Theresa May has not wanted for people telling her how she should have and could have done things better with regards to Brexit. But perhaps some of the most unwanted and unwelcome advice has come from the other half in the special relationship, Donald Trump.
She has taken a whole lot of heat from him over her handling of Brexit.
You'll remember that when he was over in London last summer he gave an interview to the Sun newspaper in which he said that she hadn't taken his advice on how to deal with the EU (his advice was sue them), that a trade deal would be difficult to achieve with the US if Britain was still somehow joined at the hip to the EU - and for good measure added that he thought Boris Johnson would make a fine British prime minister.
And he was at it again last week telling the cameras that it could have been negotiated differently, but Theresa May had ignored him and that he hated to see how everything was being ripped apart.
Add to this sense of discomfort the president's national security advisor has joined in the tut-tutting, and even Don Junior has weighed in. He took to the Daily Telegraph to declare British democracy dead if Brexit didn't happen.
Trump Jr claimed that May "ignored advice from my father," resulting in a process that "should have taken only a few short months has become a years-long stalemate, leaving the British people in limbo."
She should have been tougher. She handled it all wrong. It's a mess. What the estimable son of the president doesn't tell us is how it could have all been neatly sorted in a "few short months". And how would he solve the Irish border problem? Again we are not enlightened.
But if Donald Trump had seen her address to the nation last night, I suspect he would have approved. Why? Because it was straight out of the Trump playbook.
Theresa had summoned her inner Donald. Her argument was that she was the voters' champion, trying tirelessly to execute the will of the people. And all that was stopping her were those awful, vain, game-playing lawmakers in Parliament with their procedural shenanigans and puffed up self-importance.
Leave to one side that I thought an integral part of Brexit was to re-establish the sovereignty of parliament over the institutions of the EU. Listening to Theresa May's speech last night you could be forgiven for thinking that in her eyes Parliament was an unwelcome meddler in the absolute right of the executive to do as it wishes.

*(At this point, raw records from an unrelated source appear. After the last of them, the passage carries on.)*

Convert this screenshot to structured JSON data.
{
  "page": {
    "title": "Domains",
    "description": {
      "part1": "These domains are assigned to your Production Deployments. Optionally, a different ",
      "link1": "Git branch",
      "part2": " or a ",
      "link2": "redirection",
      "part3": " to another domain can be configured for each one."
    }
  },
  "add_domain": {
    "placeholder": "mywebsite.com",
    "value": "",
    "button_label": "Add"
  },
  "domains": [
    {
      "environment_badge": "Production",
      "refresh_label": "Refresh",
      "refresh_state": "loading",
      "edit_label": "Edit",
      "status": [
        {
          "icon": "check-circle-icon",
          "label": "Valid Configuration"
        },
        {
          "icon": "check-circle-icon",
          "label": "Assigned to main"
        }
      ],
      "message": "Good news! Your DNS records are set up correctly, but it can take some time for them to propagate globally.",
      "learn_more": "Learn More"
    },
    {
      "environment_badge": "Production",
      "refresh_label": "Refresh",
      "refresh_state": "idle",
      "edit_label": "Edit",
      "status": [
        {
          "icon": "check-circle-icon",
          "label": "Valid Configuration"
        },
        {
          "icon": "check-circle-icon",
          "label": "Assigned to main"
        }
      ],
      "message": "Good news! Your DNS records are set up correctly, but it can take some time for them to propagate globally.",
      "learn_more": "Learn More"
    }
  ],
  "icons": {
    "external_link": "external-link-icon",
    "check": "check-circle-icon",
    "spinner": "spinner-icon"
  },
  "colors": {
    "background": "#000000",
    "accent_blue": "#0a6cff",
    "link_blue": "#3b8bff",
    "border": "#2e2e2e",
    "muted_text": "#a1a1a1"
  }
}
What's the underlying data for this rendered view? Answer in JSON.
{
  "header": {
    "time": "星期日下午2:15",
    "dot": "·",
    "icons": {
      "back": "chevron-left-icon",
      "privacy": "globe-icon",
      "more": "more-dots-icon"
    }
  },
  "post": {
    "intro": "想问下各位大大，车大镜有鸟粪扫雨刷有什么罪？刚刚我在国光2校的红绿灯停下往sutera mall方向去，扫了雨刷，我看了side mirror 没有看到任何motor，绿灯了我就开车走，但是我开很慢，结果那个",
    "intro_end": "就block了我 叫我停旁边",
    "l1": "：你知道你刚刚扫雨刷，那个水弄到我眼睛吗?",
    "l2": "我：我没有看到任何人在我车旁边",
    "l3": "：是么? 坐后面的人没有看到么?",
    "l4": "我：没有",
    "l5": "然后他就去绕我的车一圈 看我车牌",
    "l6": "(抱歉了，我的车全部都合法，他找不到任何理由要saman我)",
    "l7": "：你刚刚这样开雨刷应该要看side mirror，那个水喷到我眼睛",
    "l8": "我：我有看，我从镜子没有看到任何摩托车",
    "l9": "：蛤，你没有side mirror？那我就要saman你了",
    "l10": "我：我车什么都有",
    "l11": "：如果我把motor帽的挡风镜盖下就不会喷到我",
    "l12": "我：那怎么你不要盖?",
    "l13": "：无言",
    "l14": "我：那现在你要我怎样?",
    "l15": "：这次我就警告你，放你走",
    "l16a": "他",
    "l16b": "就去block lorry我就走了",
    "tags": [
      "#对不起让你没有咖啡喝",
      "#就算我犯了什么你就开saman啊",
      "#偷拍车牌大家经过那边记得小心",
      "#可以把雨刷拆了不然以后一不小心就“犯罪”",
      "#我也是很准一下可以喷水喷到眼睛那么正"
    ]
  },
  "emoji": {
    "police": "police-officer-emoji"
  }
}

That is how Donald Trump plays it too. When Congress or the courts strike down one of his measures, he rounds on those who've thwarted him. Showing respect for the other co-equal branches of the US constitution (the legislature and the judiciary) is not how he rolls.
They are weak, or they are biased or they are part of the deep state trying to subvert the will of the people.
When he wanted to introduce a ban on transgender service personnel being able to remain in the US armed forces, the Pentagon pushed back. He sought to overturn Obama's health policies - the Congress voted it down. His ban on migrants from mainly Muslim countries was blocked by the "liberal" courts.
Funding for a border wall? Again lawmakers blocked it, so he declared a national emergency to secure the cash. To his base - to the people - it looks as though he is staying true to his word. I promised you I would build a wall, but those swamp creatures on Capitol Hill are blocking me. The Russia investigation is a total witch-hunt and there was no collusion. Donald Trump defines his own reality, and millions of his supporters believe what he says.
Wasn't that the force of Theresa May's appeal last night? Her reality is that Parliament is to blame for the worst mess and impasse that anyone can remember in British politics. The language she chose may be very different from Donald Trump's but her tactics look identical.
Trump's inspiration was a rough-house lawyer, Roy Cohn, who came to prominence when he worked for Senator Joe McCarthy in the communist witch-hunts of the 1950s and has been dead for thirty years. He became a mentor to the young New York property tycoon as he sought to make a name for himself in the shark infested waters of Manhattan.
Cohn was old school tough. And his tactics were uncompromising. You never apologise, you never compromise and you never give up. It is total war. Life is a zero sum game. There are no win/wins. There are only winners and losers.
How many times have you heard Donald Trump say "I really screwed up there"? Never. It's not part of his lexicon.
One other thing. Donald Trump doesn't always win. But what he has always understood instinctively is that if you are going to lose make sure there is someone else to blame. And Donald Trump does something more brilliantly that I have seen any politician do before. When he wins, he wins big. And he proclaims it loudly. But when he loses, he also manages to turn it into a win.
Although for Theresa May to win she does need the votes of these parliamentarians, and maybe slagging them off some might argue is an odd tactic.
From 3,000 miles away I wouldn't dream of guessing how the Brexit process is going to end. I have more chance of getting a perfect bracket in the March Madness basketball tournament, which kicked off today in the US (if you have no idea what I'm talking about, the chances of guessing the results of every game are gazillions to one), than I have of guessing how the Brexit denouement arrives. From Downing Street last night the blame game started.
And if Donald Trump had wandered last night out from the Oval Office to the adjoining West Wing dining room where he has installed a 60 inch flat screen TV along one wall, and watched the Theresa May speech he might have found himself giving a knowing nod of the head.
Maybe she had listened after all.